Aaron Hodges was born in 1989 in the small town of Whakatane, New Zealand. He studied for five years at the University of Auckland, completing a Bachelors of Science in Biology and Geography, and a Masters of Environmental Engineering. After working as an environmental consultant for two years, he grew tired of office work and decided to quit his job in 2014 and see the world. One year later, he published his first novel – Stormwielder – while in Guatemala. Since then, he has honed his skills while travelling through parts of SE Asia, India, North and South America, Turkey and Europe, and now has over a dozen works to his name. Today, his adventures continue…
Connect with Aaron:
Reading travel books when you’re stuck in quarantine, and in the country no one wants visitors from, may seem counter-intuitive, but the truth is Solo: A Down to Earth Guide for Travelling the World Alone, is so breezy and engaging that reading it gave me hope for a future when travel is easy and accessible again.
In this book, which is aimed at a demographic I’m not in (I’m a good twenty years older than the author, and very, very married), author Aaron Hodges theorizes that his readers share something in common with him – they have boring desk jobs, they’re restless, or they just ended relationships. This latter, he specifically mentions as one of the things that pushes people to stop dreaming about travel and actually do some.
A lot of this book is aimed at adventure-travellers – people who want to backpack through Europe and stay in hostiles – or at least engage in rugged activities. While that’s never been my thing (I’m much more into museums and cute shops with the occasional beach day and maybe time on a rented ocean kayak) Hughes friendly style makes these things seem appealing and even exciting.
He even made me consider where I’d go if I were travelling without my husband. (In truth, I’ve done this to a point. On trips where he was working I hired local guides and wandered on my own.)
Hughes makes good points about language barriers being daunting to some, and about choosing your destinations wisely, but more than that, he is all about living your dreams instead of waiting for someone to hand them to you.

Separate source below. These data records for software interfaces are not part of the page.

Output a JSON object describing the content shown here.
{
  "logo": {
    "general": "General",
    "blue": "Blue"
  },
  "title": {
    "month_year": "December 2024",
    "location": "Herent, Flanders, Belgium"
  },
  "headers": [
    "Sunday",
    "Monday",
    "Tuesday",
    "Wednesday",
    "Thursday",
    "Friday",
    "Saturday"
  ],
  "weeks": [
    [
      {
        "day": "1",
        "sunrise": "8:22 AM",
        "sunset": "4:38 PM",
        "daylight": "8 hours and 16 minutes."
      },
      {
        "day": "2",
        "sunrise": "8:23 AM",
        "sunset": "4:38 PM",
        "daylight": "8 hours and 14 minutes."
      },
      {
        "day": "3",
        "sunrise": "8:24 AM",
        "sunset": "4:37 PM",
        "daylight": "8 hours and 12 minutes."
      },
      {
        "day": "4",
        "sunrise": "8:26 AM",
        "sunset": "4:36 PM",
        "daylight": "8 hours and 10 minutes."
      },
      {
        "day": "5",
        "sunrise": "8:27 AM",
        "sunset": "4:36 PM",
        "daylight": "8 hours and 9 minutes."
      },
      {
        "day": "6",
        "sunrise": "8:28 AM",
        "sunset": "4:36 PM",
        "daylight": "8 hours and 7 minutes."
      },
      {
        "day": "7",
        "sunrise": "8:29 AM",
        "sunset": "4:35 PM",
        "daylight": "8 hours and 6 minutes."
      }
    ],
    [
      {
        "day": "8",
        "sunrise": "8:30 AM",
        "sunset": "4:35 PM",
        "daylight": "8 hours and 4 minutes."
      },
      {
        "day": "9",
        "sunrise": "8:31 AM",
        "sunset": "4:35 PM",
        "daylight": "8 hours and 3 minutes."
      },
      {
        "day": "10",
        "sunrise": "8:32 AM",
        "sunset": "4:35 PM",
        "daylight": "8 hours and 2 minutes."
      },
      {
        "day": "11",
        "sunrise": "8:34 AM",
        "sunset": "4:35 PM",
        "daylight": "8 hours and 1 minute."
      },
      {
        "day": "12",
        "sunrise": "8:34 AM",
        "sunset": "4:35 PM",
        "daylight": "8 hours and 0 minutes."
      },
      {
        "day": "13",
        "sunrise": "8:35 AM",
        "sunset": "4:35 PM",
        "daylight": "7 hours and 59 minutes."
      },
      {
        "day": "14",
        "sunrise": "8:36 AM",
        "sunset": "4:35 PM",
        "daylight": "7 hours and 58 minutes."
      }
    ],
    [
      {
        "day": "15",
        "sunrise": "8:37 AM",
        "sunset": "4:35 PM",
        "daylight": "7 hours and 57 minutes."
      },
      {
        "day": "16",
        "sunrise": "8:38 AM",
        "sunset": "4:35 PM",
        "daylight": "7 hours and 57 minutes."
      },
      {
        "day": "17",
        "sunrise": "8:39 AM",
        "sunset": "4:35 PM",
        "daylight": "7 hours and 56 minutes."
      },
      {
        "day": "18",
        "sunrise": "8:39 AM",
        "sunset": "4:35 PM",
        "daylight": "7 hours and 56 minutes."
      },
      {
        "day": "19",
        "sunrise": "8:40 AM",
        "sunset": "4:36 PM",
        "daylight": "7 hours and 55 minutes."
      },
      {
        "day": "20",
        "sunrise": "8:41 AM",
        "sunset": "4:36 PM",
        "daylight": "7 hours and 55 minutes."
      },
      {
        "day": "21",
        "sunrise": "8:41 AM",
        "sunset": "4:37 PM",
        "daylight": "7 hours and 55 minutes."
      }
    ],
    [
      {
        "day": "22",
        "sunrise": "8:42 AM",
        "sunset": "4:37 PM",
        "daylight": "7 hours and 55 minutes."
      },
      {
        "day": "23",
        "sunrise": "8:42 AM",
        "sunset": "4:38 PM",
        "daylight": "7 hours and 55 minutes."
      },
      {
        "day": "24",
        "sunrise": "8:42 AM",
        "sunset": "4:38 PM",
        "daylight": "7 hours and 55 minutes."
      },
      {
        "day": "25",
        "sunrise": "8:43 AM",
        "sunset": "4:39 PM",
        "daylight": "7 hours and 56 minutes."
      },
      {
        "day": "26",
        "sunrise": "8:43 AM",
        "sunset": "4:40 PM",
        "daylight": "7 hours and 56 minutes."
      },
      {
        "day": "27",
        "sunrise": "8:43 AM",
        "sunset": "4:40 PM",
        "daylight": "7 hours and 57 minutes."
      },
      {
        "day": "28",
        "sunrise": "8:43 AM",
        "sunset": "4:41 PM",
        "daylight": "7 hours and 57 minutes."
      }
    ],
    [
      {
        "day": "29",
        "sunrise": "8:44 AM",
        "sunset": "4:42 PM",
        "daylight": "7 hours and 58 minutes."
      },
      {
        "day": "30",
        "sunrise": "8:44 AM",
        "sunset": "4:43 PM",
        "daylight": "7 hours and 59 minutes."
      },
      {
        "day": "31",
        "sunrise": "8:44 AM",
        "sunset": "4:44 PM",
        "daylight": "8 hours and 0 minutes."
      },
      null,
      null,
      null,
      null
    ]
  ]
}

Part guide, part memoir, if you’re planning a trip, or even just wishing you could get up and go, this is the book for you.
Goes well with a local dish you’ve never heard of in a hole-in-the-wall cafe in a foreign country.